╭──

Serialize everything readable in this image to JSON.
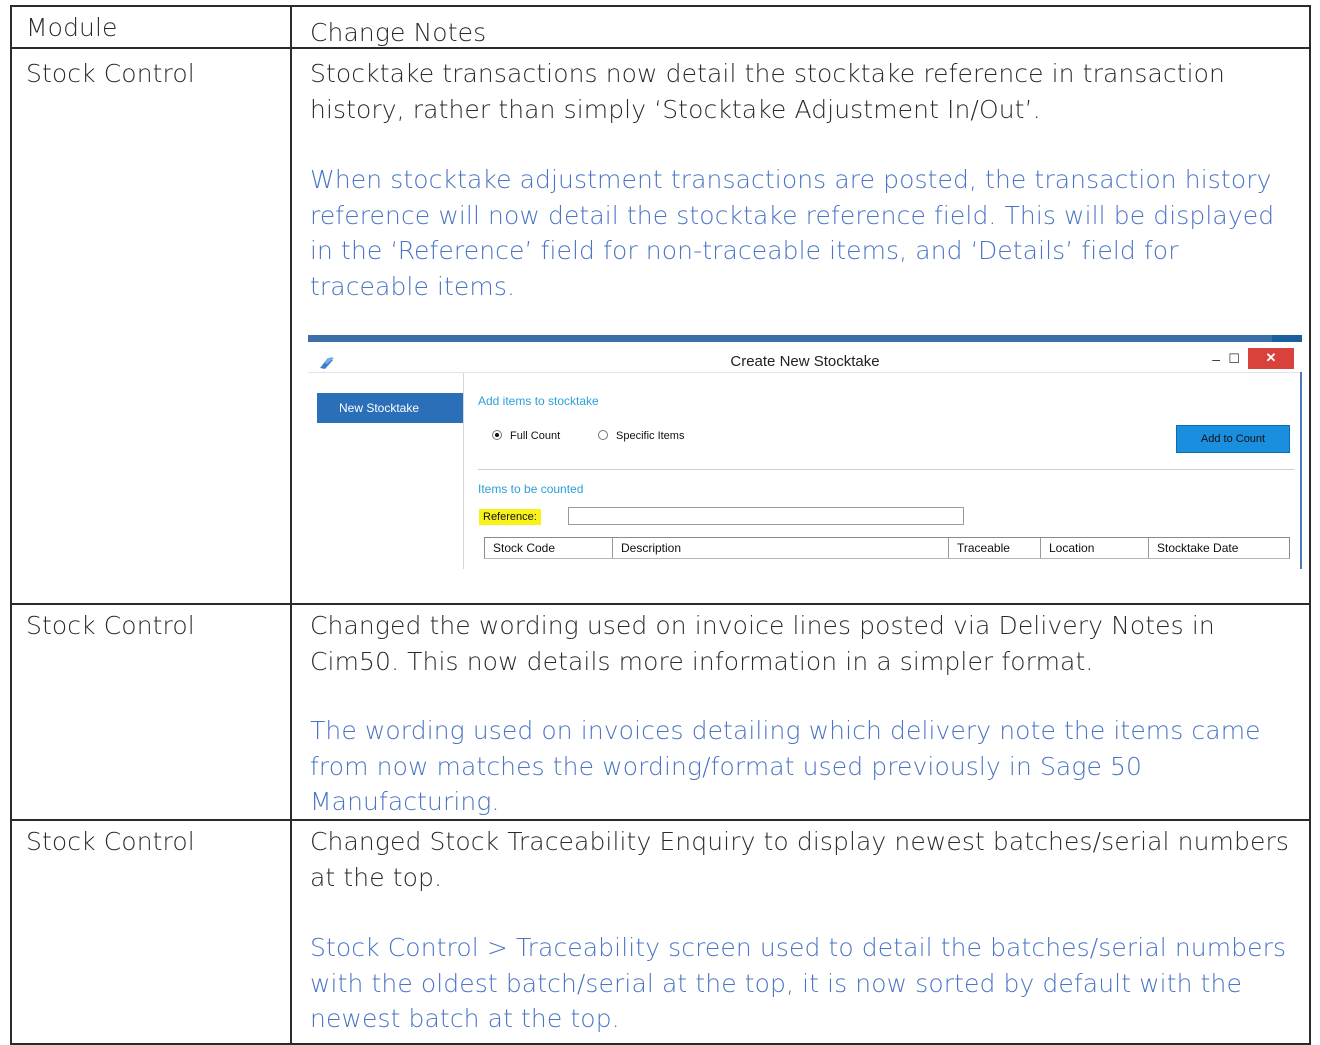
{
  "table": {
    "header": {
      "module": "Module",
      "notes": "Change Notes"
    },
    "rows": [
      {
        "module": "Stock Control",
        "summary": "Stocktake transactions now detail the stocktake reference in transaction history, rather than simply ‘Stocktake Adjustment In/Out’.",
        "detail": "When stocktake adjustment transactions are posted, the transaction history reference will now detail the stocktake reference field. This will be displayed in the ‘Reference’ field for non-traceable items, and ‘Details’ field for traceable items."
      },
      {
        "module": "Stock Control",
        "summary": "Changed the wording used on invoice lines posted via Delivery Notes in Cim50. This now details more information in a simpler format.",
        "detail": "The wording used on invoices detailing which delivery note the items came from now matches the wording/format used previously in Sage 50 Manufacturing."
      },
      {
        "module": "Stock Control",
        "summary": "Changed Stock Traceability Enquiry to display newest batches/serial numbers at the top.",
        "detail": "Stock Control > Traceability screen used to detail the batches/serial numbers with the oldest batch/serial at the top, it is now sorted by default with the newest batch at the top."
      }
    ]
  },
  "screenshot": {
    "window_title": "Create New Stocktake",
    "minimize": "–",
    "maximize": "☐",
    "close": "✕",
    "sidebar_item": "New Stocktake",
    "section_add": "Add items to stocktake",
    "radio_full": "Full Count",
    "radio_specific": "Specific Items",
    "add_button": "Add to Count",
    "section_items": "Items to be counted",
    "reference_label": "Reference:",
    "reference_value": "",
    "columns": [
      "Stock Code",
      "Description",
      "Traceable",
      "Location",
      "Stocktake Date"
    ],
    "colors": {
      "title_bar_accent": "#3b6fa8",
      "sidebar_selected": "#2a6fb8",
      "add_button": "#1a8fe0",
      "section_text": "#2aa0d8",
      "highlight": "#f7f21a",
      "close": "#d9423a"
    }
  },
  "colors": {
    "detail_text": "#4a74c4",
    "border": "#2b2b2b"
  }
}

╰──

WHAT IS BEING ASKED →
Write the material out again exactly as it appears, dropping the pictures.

RESULT FOR THIS EXERCISE →
Serialize everything readable in this image to JSON.
{
  "table": {
    "header": {
      "module": "Module",
      "notes": "Change Notes"
    },
    "rows": [
      {
        "module": "Stock Control",
        "summary": "Stocktake transactions now detail the stocktake reference in transaction history, rather than simply ‘Stocktake Adjustment In/Out’.",
        "detail": "When stocktake adjustment transactions are posted, the transaction history reference will now detail the stocktake reference field. This will be displayed in the ‘Reference’ field for non-traceable items, and ‘Details’ field for traceable items."
      },
      {
        "module": "Stock Control",
        "summary": "Changed the wording used on invoice lines posted via Delivery Notes in Cim50. This now details more information in a simpler format.",
        "detail": "The wording used on invoices detailing which delivery note the items came from now matches the wording/format used previously in Sage 50 Manufacturing."
      },
      {
        "module": "Stock Control",
        "summary": "Changed Stock Traceability Enquiry to display newest batches/serial numbers at the top.",
        "detail": "Stock Control > Traceability screen used to detail the batches/serial numbers with the oldest batch/serial at the top, it is now sorted by default with the newest batch at the top."
      }
    ]
  },
  "screenshot": {
    "window_title": "Create New Stocktake",
    "minimize": "–",
    "maximize": "☐",
    "close": "✕",
    "sidebar_item": "New Stocktake",
    "section_add": "Add items to stocktake",
    "radio_full": "Full Count",
    "radio_specific": "Specific Items",
    "add_button": "Add to Count",
    "section_items": "Items to be counted",
    "reference_label": "Reference:",
    "reference_value": "",
    "columns": [
      "Stock Code",
      "Description",
      "Traceable",
      "Location",
      "Stocktake Date"
    ],
    "colors": {
      "title_bar_accent": "#3b6fa8",
      "sidebar_selected": "#2a6fb8",
      "add_button": "#1a8fe0",
      "section_text": "#2aa0d8",
      "highlight": "#f7f21a",
      "close": "#d9423a"
    }
  },
  "colors": {
    "detail_text": "#4a74c4",
    "border": "#2b2b2b"
  }
}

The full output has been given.